Latest Headlines

Latest Headlines

Infants with rare cases of SMA get stronger, live longer on Isis drug

The infants and young children who suffer from rare cases of spinal muscular atrophy, or SMA, don't live long. But Isis Pharmaceuticals says that the latest update on the infants enrolled in their mid-stage program for ISIS-SMNrx shows that toddlers with the most severe form of the disease have been getting progressively stronger and living longer while taking this drug.

INC wants to hear from trial sites on how to improve R&D

INC Research has started what it says is the industry's first site advocacy group, gathering study investigators to discuss how to improve speed and results in R&D.

Researchers develop injectable electronic mesh as brain implant to treat stroke, Parkinson's patients

Researchers have developed a soft, conductive electronic polymer mesh that can be injected into the brain to monitor and stimulate it at the level of individual neurons. They have published preclinical data on the device in the latest issue of Nature Nanotechnology.

Biotronik vascular stent determined effective in challenging cases of peripheral artery disease

Germany's Biotronik touted a recent study of its CE-marked Pulsar-18 stent for peripheral artery disease, saying the data showed the device can be used in challenging cases of the condition.

Novartis closes in on lucrative new Cosentyx use with ankylosing spondylitis results

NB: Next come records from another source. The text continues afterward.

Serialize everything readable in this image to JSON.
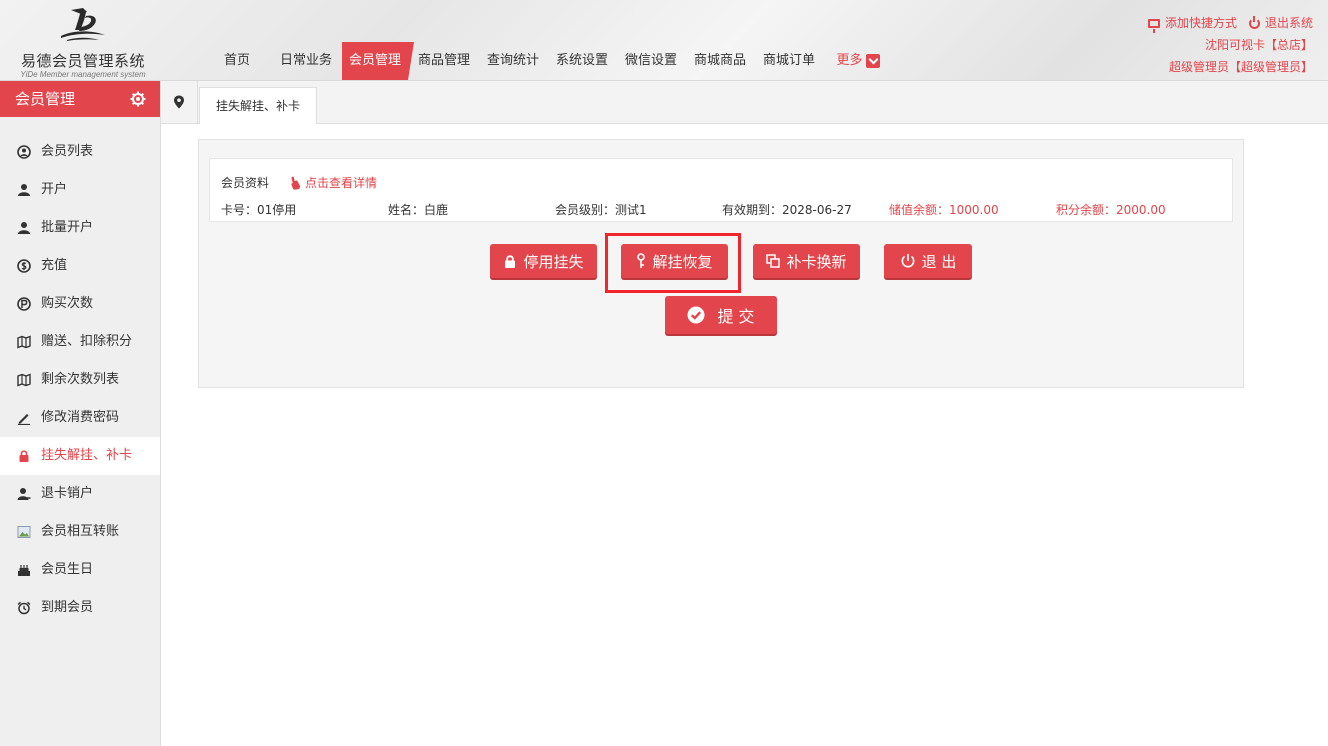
{
  "header": {
    "logo_title": "易德会员管理系统",
    "logo_subtitle": "YiDe Member management system",
    "nav": [
      {
        "label": "首页",
        "active": false
      },
      {
        "label": "日常业务",
        "active": false
      },
      {
        "label": "会员管理",
        "active": true
      },
      {
        "label": "商品管理",
        "active": false
      },
      {
        "label": "查询统计",
        "active": false
      },
      {
        "label": "系统设置",
        "active": false
      },
      {
        "label": "微信设置",
        "active": false
      },
      {
        "label": "商城商品",
        "active": false
      },
      {
        "label": "商城订单",
        "active": false
      }
    ],
    "more_label": "更多",
    "add_shortcut": "添加快捷方式",
    "logout": "退出系统",
    "store": "沈阳可视卡【总店】",
    "user": "超级管理员【超级管理员】"
  },
  "sidebar": {
    "title": "会员管理",
    "items": [
      {
        "label": "会员列表",
        "icon": "user-circle-icon"
      },
      {
        "label": "开户",
        "icon": "user-icon"
      },
      {
        "label": "批量开户",
        "icon": "user-icon"
      },
      {
        "label": "充值",
        "icon": "coin-icon"
      },
      {
        "label": "购买次数",
        "icon": "p-coin-icon"
      },
      {
        "label": "赠送、扣除积分",
        "icon": "map-icon"
      },
      {
        "label": "剩余次数列表",
        "icon": "map-icon"
      },
      {
        "label": "修改消费密码",
        "icon": "pencil-icon"
      },
      {
        "label": "挂失解挂、补卡",
        "icon": "lock-icon"
      },
      {
        "label": "退卡销户",
        "icon": "user-remove-icon"
      },
      {
        "label": "会员相互转账",
        "icon": "image-icon"
      },
      {
        "label": "会员生日",
        "icon": "cake-icon"
      },
      {
        "label": "到期会员",
        "icon": "alarm-icon"
      }
    ]
  },
  "tab": {
    "label": "挂失解挂、补卡"
  },
  "member": {
    "section_title": "会员资料",
    "detail_link": "点击查看详情",
    "card_no": "卡号：01停用",
    "name": "姓名：白鹿",
    "level": "会员级别：测试1",
    "expiry": "有效期到：2028-06-27",
    "balance": "储值余额：1000.00",
    "points": "积分余额：2000.00"
  },
  "actions": {
    "suspend": "停用挂失",
    "restore": "解挂恢复",
    "reissue": "补卡换新",
    "exit": "退 出",
    "submit": "提 交"
  },
  "colors": {
    "accent": "#e2454b",
    "highlight": "#f0262c"
  }
}
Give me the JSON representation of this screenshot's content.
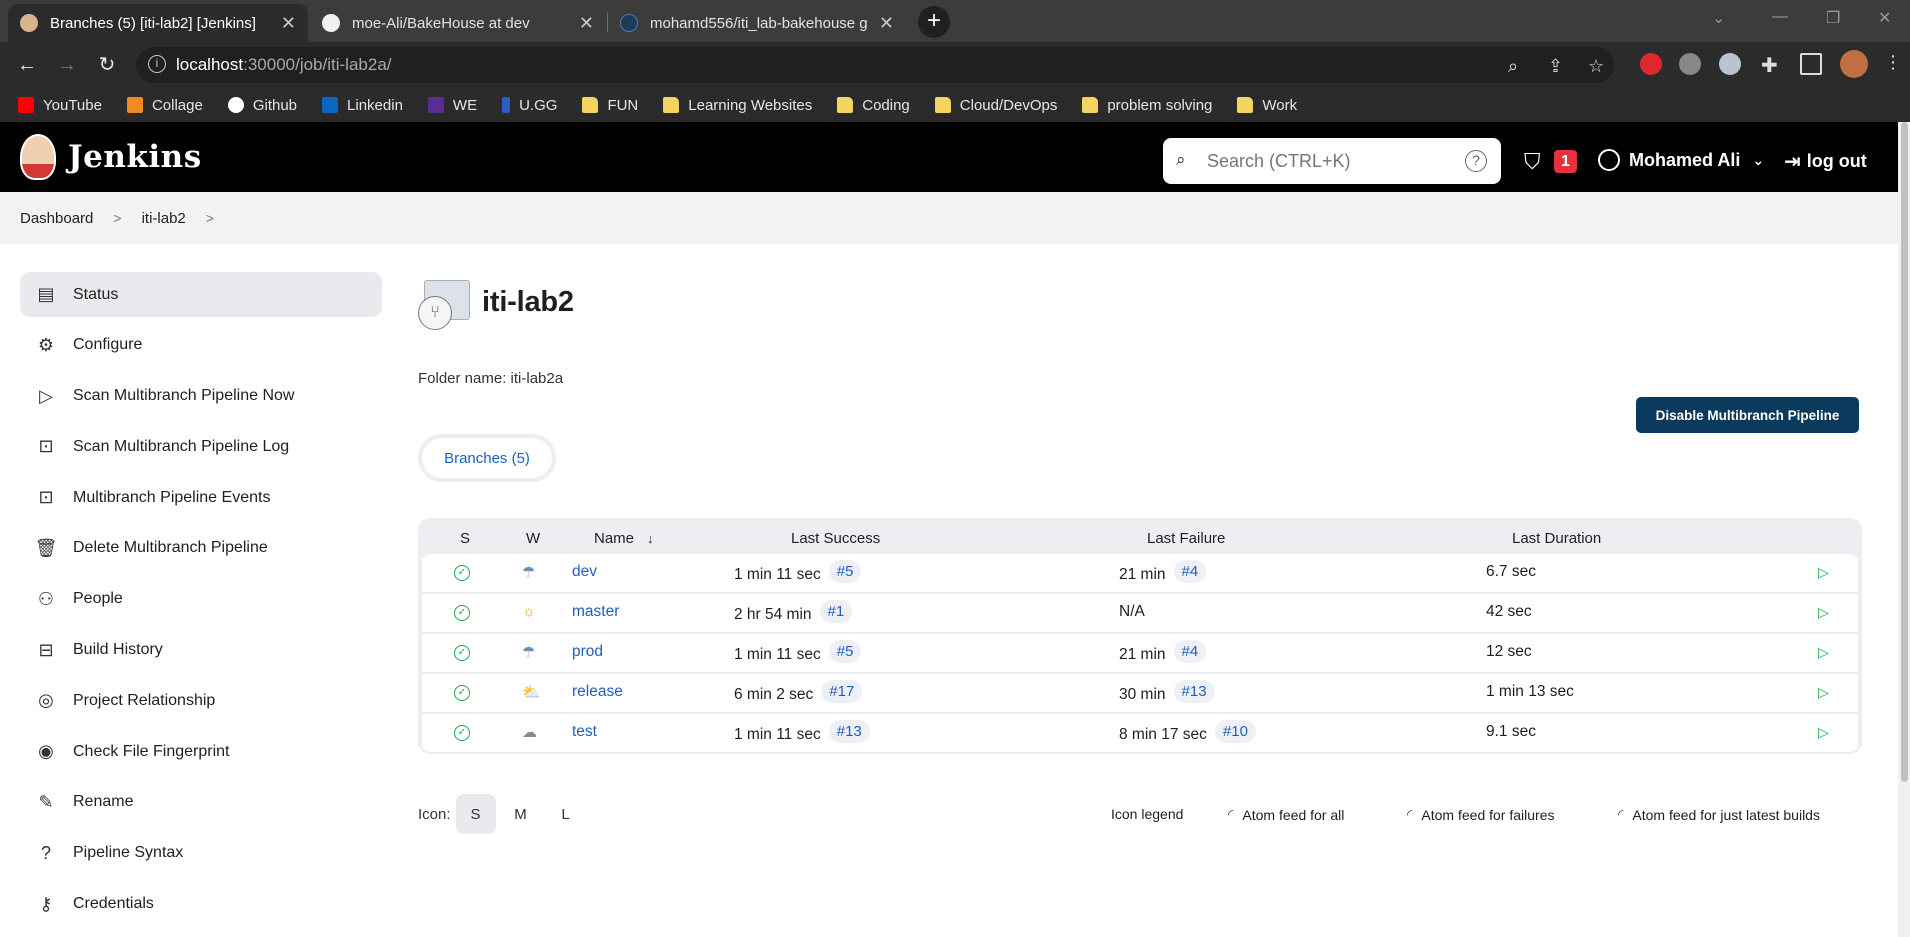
{
  "browser": {
    "tabs": [
      {
        "title": "Branches (5) [iti-lab2] [Jenkins]",
        "active": true
      },
      {
        "title": "moe-Ali/BakeHouse at dev",
        "active": false
      },
      {
        "title": "mohamd556/iti_lab-bakehouse g",
        "active": false
      }
    ],
    "new_tab": "+",
    "url_host": "localhost",
    "url_rest": ":30000/job/iti-lab2a/",
    "bookmarks": [
      {
        "label": "YouTube",
        "icon": "youtube-icon"
      },
      {
        "label": "Collage",
        "icon": "collage-icon"
      },
      {
        "label": "Github",
        "icon": "github-icon"
      },
      {
        "label": "Linkedin",
        "icon": "linkedin-icon"
      },
      {
        "label": "WE",
        "icon": "we-icon"
      },
      {
        "label": "U.GG",
        "icon": "ugg-icon"
      },
      {
        "label": "FUN",
        "icon": "folder-icon"
      },
      {
        "label": "Learning Websites",
        "icon": "folder-icon"
      },
      {
        "label": "Coding",
        "icon": "folder-icon"
      },
      {
        "label": "Cloud/DevOps",
        "icon": "folder-icon"
      },
      {
        "label": "problem solving",
        "icon": "folder-icon"
      },
      {
        "label": "Work",
        "icon": "folder-icon"
      }
    ]
  },
  "header": {
    "brand": "Jenkins",
    "search_placeholder": "Search (CTRL+K)",
    "alert_count": "1",
    "user": "Mohamed Ali",
    "logout": "log out"
  },
  "breadcrumb": [
    "Dashboard",
    "iti-lab2"
  ],
  "sidebar": {
    "items": [
      {
        "label": "Status",
        "icon": "status-icon",
        "active": true
      },
      {
        "label": "Configure",
        "icon": "gear-icon"
      },
      {
        "label": "Scan Multibranch Pipeline Now",
        "icon": "play-icon"
      },
      {
        "label": "Scan Multibranch Pipeline Log",
        "icon": "terminal-icon"
      },
      {
        "label": "Multibranch Pipeline Events",
        "icon": "terminal-icon"
      },
      {
        "label": "Delete Multibranch Pipeline",
        "icon": "trash-icon"
      },
      {
        "label": "People",
        "icon": "people-icon"
      },
      {
        "label": "Build History",
        "icon": "history-icon"
      },
      {
        "label": "Project Relationship",
        "icon": "relationship-icon"
      },
      {
        "label": "Check File Fingerprint",
        "icon": "fingerprint-icon"
      },
      {
        "label": "Rename",
        "icon": "pencil-icon"
      },
      {
        "label": "Pipeline Syntax",
        "icon": "help-icon"
      },
      {
        "label": "Credentials",
        "icon": "key-icon"
      }
    ]
  },
  "main": {
    "title": "iti-lab2",
    "folder_name": "Folder name: iti-lab2a",
    "disable_button": "Disable Multibranch Pipeline",
    "branches_tab": "Branches (5)",
    "columns": {
      "s": "S",
      "w": "W",
      "name": "Name",
      "sort": "↓",
      "last_success": "Last Success",
      "last_failure": "Last Failure",
      "last_duration": "Last Duration"
    },
    "rows": [
      {
        "name": "dev",
        "weather": "rain-icon",
        "success_time": "1 min 11 sec",
        "success_build": "#5",
        "failure_time": "21 min",
        "failure_build": "#4",
        "duration": "6.7 sec"
      },
      {
        "name": "master",
        "weather": "sun-icon",
        "success_time": "2 hr 54 min",
        "success_build": "#1",
        "failure_time": "N/A",
        "failure_build": "",
        "duration": "42 sec"
      },
      {
        "name": "prod",
        "weather": "rain-icon",
        "success_time": "1 min 11 sec",
        "success_build": "#5",
        "failure_time": "21 min",
        "failure_build": "#4",
        "duration": "12 sec"
      },
      {
        "name": "release",
        "weather": "partly-cloudy-icon",
        "success_time": "6 min 2 sec",
        "success_build": "#17",
        "failure_time": "30 min",
        "failure_build": "#13",
        "duration": "1 min 13 sec"
      },
      {
        "name": "test",
        "weather": "cloud-icon",
        "success_time": "1 min 11 sec",
        "success_build": "#13",
        "failure_time": "8 min 17 sec",
        "failure_build": "#10",
        "duration": "9.1 sec"
      }
    ],
    "icon_label": "Icon:",
    "icon_sizes": [
      "S",
      "M",
      "L"
    ],
    "icon_legend": "Icon legend",
    "feeds": [
      "Atom feed for all",
      "Atom feed for failures",
      "Atom feed for just latest builds"
    ]
  },
  "colors": {
    "accent": "#1e5fbf",
    "success": "#1ea64b",
    "header": "#000000",
    "button": "#0b3a5c"
  }
}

Novartis has the first next-gen psoriasis med on the market in Cosentyx, and it's been spending money to take that first-to-market advantage as far as it can. But the Swiss drugmaker wants the treatment to be first in other indications, too. On that front, it got a boost on Wednesday with some new results in ankylosing spondylitis.

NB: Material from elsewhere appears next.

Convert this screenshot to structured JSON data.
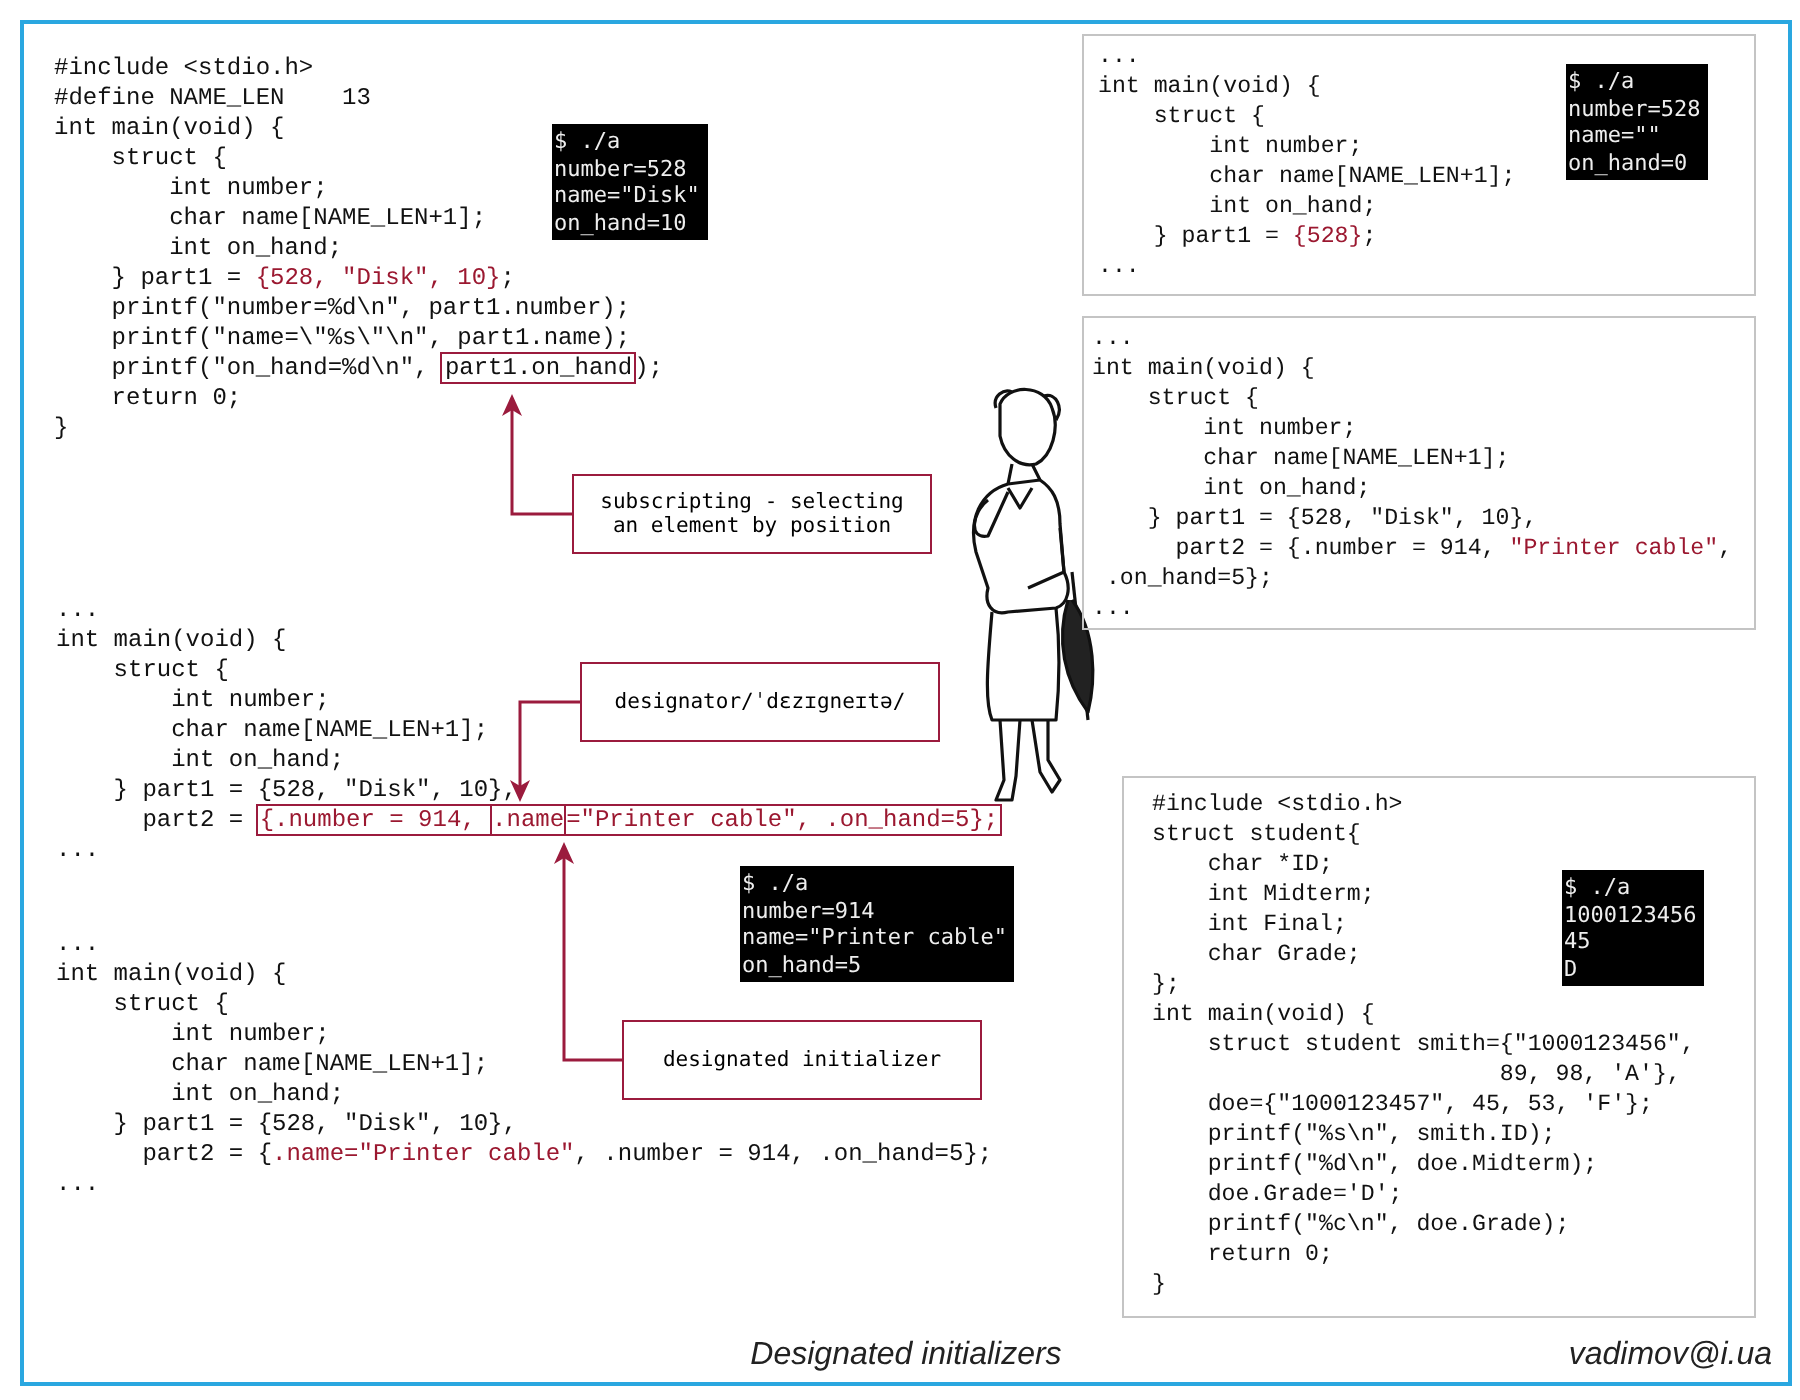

FDA gives Cohera GI surgical sealant its new Expedited Access Pathway designation

Getting innovative medical devices that fill a critical patient need to the U.S. market faster is a stated goal of the Food and Drug Administration. To that end, it recently finalized its Expedited Access Pathway (EAP) in an April guidance. Cohera Medical is among the first to tread this path; it has received an EAP designation and priority processing status for its Sylys resorbable synthetic sealant for use in gastrointestinal surgical procedures to prevent leakage.

Biogen's Alzheimer's success has Roche on the verge of a redo

Biogen's recent early-stage success in Alzheimer's disease has galvanized R&D in the field, and Roche, owner of a similar treatment, is considering whether to tee off another Phase III trial for its once-failed antibody.

Implanted device releases drugs to help determine cancer-killing course of action

Researchers from MIT demonstrated that a 3-mm-long microdevice holding up to 16 different drugs and drug combinations can release those drugs when implanted directly in a tumor to then determine the tumor's sensitivity to those therapies.

Braeburn's once-rejected implant to treat opioid abuse shown comparable to pills in pivotal trial

Braeburn Pharmaceuticals is confident about FDA approval of its Probuphine subdermal implant to treat opioid addiction after its pivotal trial demonstrated it worked at least as well as sublingually administered buprenorphine/naloxone. But an unexpected rejection of the candidate by the FDA in 2013 means the outcome is far from certain.

Getting to the red zone in biopharma R&D (and thoughts on the 2015 Fierce 15)

For some time after the FDA put its new breakthrough therapy designation together for the industry, there was a good deal of back and forth among industry analysts over whether the BTD would make much of a difference. You don't hear much of that kind of carping much these days, and a new report from EP Vantage illustrates why.